“We did not have to do a rescan,” Punjabi said. “We got all the information we wanted from that one scan.”
Illumeo Speeds The Read
To help with interpretations, a different commercially available product from Philips, Illumeo, automatically displays current images in the context of priors. Using smart algorithms, it also sifts through the patient’s electronic medical record, retrieving and displaying relevant clinical data that might help the radiologist with a diagnosis.
Illumeo provides contextually relevant analytic tools — like ones that measure or analyze blood vessels — that the radiologist can use to interpret images. The software anticipates what radiologists are likely to need and helps them focus on making the diagnosis.
Illumeo, which became commercially available in late 2016, applies “adaptive intelligence” (a Philips’ term used to describe a multitude of technologies including artificial intelligence). Illumeo can be harnessed to optimize workflow for the physician. This can lead to more confident diagnoses.
Playing The Long Game
Wesdorp says Philips is trying to understand the needs of providers and their patients not just in the near future but over the long haul. Advisory boards comprised of radiologists, administrators and technologists help the company develop practical products and services. Partnerships allow these products and services to be tested, refined and implemented to create the greatest value for health systems.
Last fall, Philips — via its PerformanceBridge Practice Assessment — gathered and analyzed data from two imaging centers to help its longtime Pennsylvania partner, Einstein Healthcare Network, decide which should house an MR scanner. The vendor has yet to be chosen. Philips is among several being considered. One thing is certain, however, according to Terence A.S. Matalon, M.D., chairman of diagnostic radiology at Einstein Healthcare Network in Philadelphia, Pennsylvania: “The complex analysis (provided by Philips) will be really very valuable for us in terms of guiding our decision about which site is most likely to be more economically fruitful.”
Meeting customer needs — whatever they are and wherever they occur — determines the success of Philips and its customers, according to Wesdorp. Solutions may involve products, services or both. “We are moving from selling equipment and boxes to offering integrated solutions,” he said.
The goal is to run Philips’ diagnostic imaging business not just profitably but well. That means partnering with customers to bring the full potential of imaging to health systems.
For more information about Philips Radiology Solutions, visit www.philips.com/radiology

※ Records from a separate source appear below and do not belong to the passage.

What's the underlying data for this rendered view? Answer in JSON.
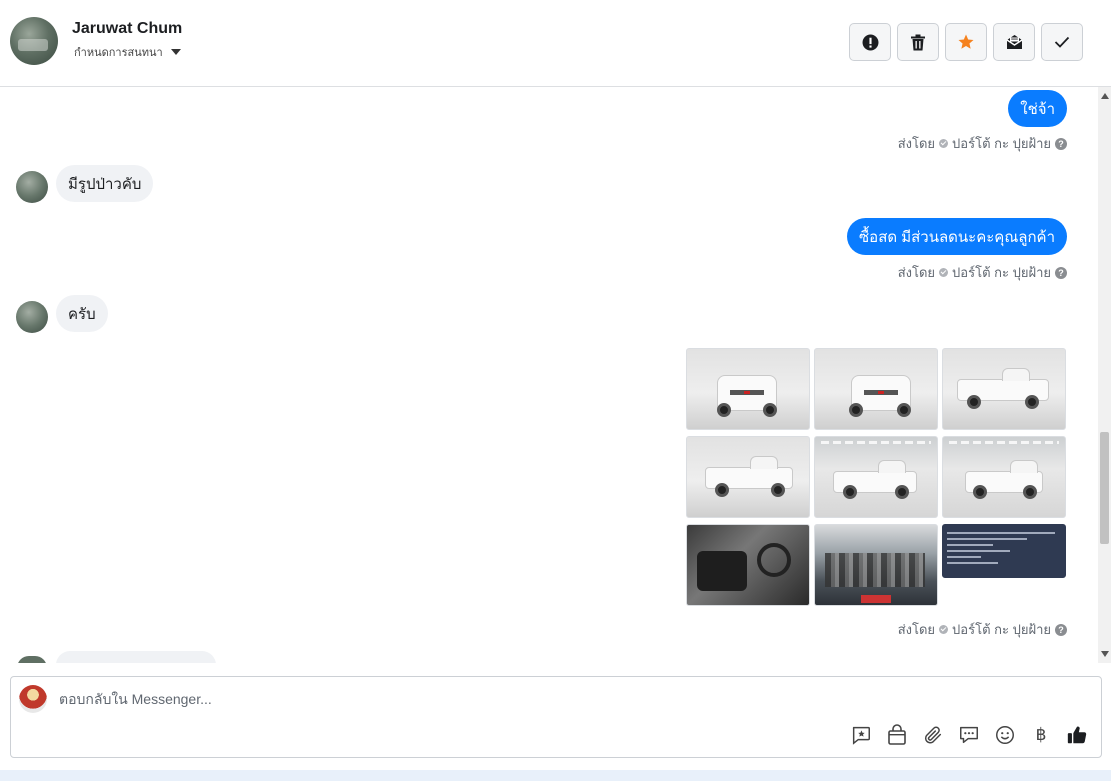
{
  "header": {
    "contact_name": "Jaruwat Chum",
    "assign_label": "กำหนดการสนทนา",
    "actions": [
      {
        "icon": "spam-alert-icon"
      },
      {
        "icon": "trash-icon"
      },
      {
        "icon": "star-icon",
        "color": "#f5821f"
      },
      {
        "icon": "mark-unread-icon"
      },
      {
        "icon": "checkmark-icon"
      }
    ]
  },
  "thread": {
    "messages": [
      {
        "direction": "out",
        "text": "ใช่จ้า"
      },
      {
        "direction": "in",
        "text": "มีรูปป่าวคับ"
      },
      {
        "direction": "out",
        "text": "ซื้อสด มีส่วนลดนะคะคุณลูกค้า"
      },
      {
        "direction": "in",
        "text": "ครับ"
      }
    ],
    "sent_by_label": "ส่งโดย",
    "sent_by_name": "ปอร์โต้ กะ ปุยฝ้าย",
    "help_glyph": "?",
    "photo_count": 9
  },
  "composer": {
    "placeholder": "ตอบกลับใน Messenger...",
    "tools": [
      "saved-reply-icon",
      "shop-bag-icon",
      "attachment-icon",
      "chat-bubbles-icon",
      "emoji-icon",
      "baht-icon",
      "thumbs-up-icon"
    ],
    "baht_glyph": "฿"
  },
  "colors": {
    "accent": "#0a7cff",
    "incoming_bubble": "#f0f2f5",
    "star": "#f5821f"
  }
}
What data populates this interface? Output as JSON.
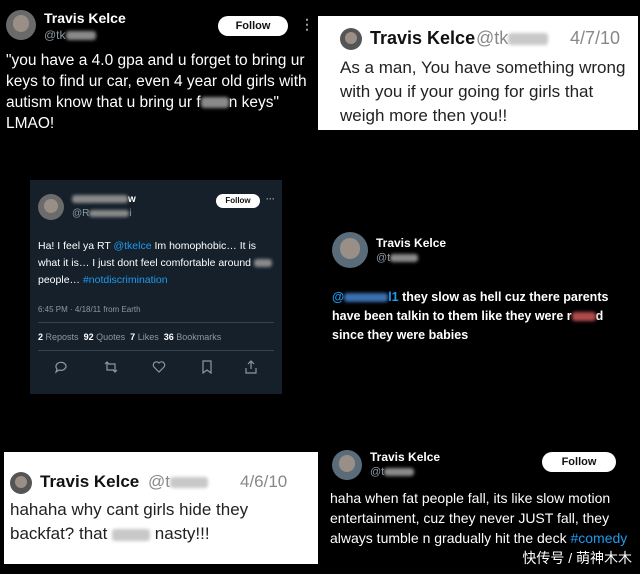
{
  "tweet1": {
    "name": "Travis Kelce",
    "handle": "@tk",
    "follow": "Follow",
    "more": "⋮",
    "text": "\"you have a 4.0 gpa and u forget to bring ur keys to find ur car, even 4 year old girls with autism know that u bring ur f",
    "text_end": "n keys\" LMAO!"
  },
  "tweet2": {
    "name": "Travis Kelce",
    "handle": "@tk",
    "date": "4/7/10",
    "text": "As a man, You have something wrong with you if your going for girls that weigh more then you!!"
  },
  "tweet3": {
    "name_end": "w",
    "handle": "@R",
    "handle_end": "i",
    "follow": "Follow",
    "more": "···",
    "text_a": "Ha! I feel ya RT ",
    "mention": "@tkelce",
    "text_b": " Im homophobic… It is what it is… I just dont feel comfortable around ",
    "text_c": "people… ",
    "hashtag": "#notdiscrimination",
    "meta": "6:45 PM · 4/18/11 from Earth",
    "stats": [
      {
        "num": "2",
        "label": "Reposts"
      },
      {
        "num": "92",
        "label": "Quotes"
      },
      {
        "num": "7",
        "label": "Likes"
      },
      {
        "num": "36",
        "label": "Bookmarks"
      }
    ]
  },
  "tweet4": {
    "name": "Travis Kelce",
    "handle": "@t",
    "mention_start": "@",
    "mention_end": "l1",
    "text_a": " they slow as hell cuz there parents have been talkin to them like they were r",
    "text_b": "d since they were babies"
  },
  "tweet5": {
    "name": "Travis Kelce",
    "handle": "@t",
    "date": "4/6/10",
    "text_a": "hahaha why cant girls hide they backfat? that ",
    "text_b": " nasty!!!"
  },
  "tweet6": {
    "name": "Travis Kelce",
    "handle": "@t",
    "follow": "Follow",
    "text": "haha when fat people fall, its like slow motion entertainment, cuz they never JUST fall, they always tumble n gradually hit the deck ",
    "hashtag": "#comedy"
  },
  "watermark": "快传号 / 萌神木木"
}
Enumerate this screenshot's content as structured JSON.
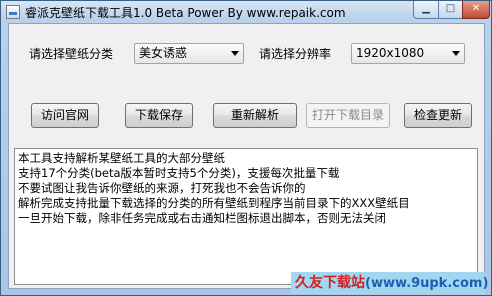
{
  "window": {
    "title": "睿派克壁纸下载工具1.0 Beta Power By www.repaik.com"
  },
  "controls": {
    "category_label": "请选择壁纸分类",
    "category_value": "美女诱惑",
    "resolution_label": "请选择分辨率",
    "resolution_value": "1920x1080"
  },
  "buttons": {
    "visit_site": "访问官网",
    "download_save": "下载保存",
    "reparse": "重新解析",
    "open_dir": "打开下载目录",
    "check_update": "检查更新"
  },
  "log": {
    "lines": [
      "本工具支持解析某壁纸工具的大部分壁纸",
      "支持17个分类(beta版本暂时支持5个分类)，支援每次批量下载",
      "不要试图让我告诉你壁纸的来源，打死我也不会告诉你的",
      "解析完成支持批量下载选择的分类的所有壁纸到程序当前目录下的XXX壁纸目",
      "一旦开始下载，除非任务完成或右击通知栏图标退出脚本，否则无法关闭"
    ]
  },
  "watermark": {
    "name": "久友下载站",
    "url": "(www.9upk.com)"
  }
}
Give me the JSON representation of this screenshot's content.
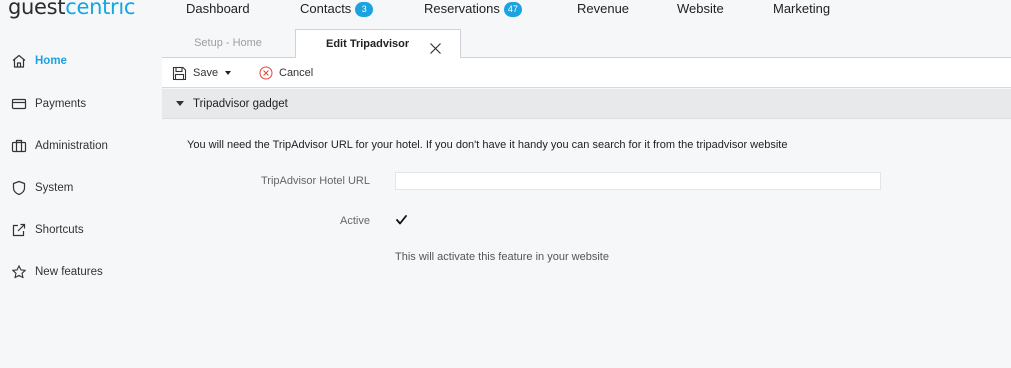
{
  "brand": {
    "name_part1": "guest",
    "name_part2": "centric"
  },
  "nav": {
    "dashboard": "Dashboard",
    "contacts": "Contacts",
    "contacts_badge": "3",
    "reservations": "Reservations",
    "reservations_badge": "47",
    "revenue": "Revenue",
    "website": "Website",
    "marketing": "Marketing"
  },
  "sidebar": {
    "items": [
      {
        "label": "Home",
        "icon": "home-icon",
        "active": true
      },
      {
        "label": "Payments",
        "icon": "credit-card-icon"
      },
      {
        "label": "Administration",
        "icon": "briefcase-icon"
      },
      {
        "label": "System",
        "icon": "shield-icon"
      },
      {
        "label": "Shortcuts",
        "icon": "external-link-icon"
      },
      {
        "label": "New features",
        "icon": "star-icon"
      }
    ]
  },
  "tabs": {
    "inactive": "Setup - Home",
    "active": "Edit Tripadvisor"
  },
  "toolbar": {
    "save": "Save",
    "cancel": "Cancel"
  },
  "section": {
    "title": "Tripadvisor gadget"
  },
  "form": {
    "intro": "You will need the TripAdvisor URL for your hotel. If you don't have it handy you can search for it from the tripadvisor website",
    "url_label": "TripAdvisor Hotel URL",
    "url_value": "",
    "active_label": "Active",
    "active_checked": true,
    "active_help": "This will activate this feature in your website"
  },
  "colors": {
    "accent": "#1ba3df",
    "badge": "#1aa3e0",
    "cancel_icon": "#e0453a"
  }
}
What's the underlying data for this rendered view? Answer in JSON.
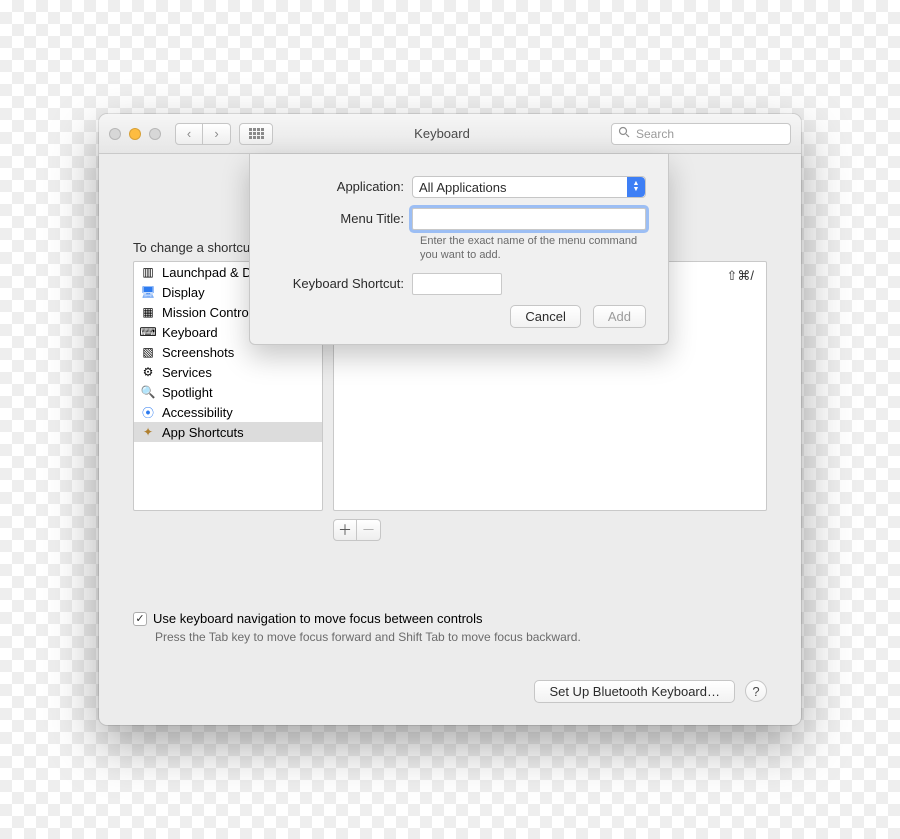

Author’s note: Philips states that results from case studies are not predictive of results that might be obtained in other cases. Consequently, results obtained in other cases may vary.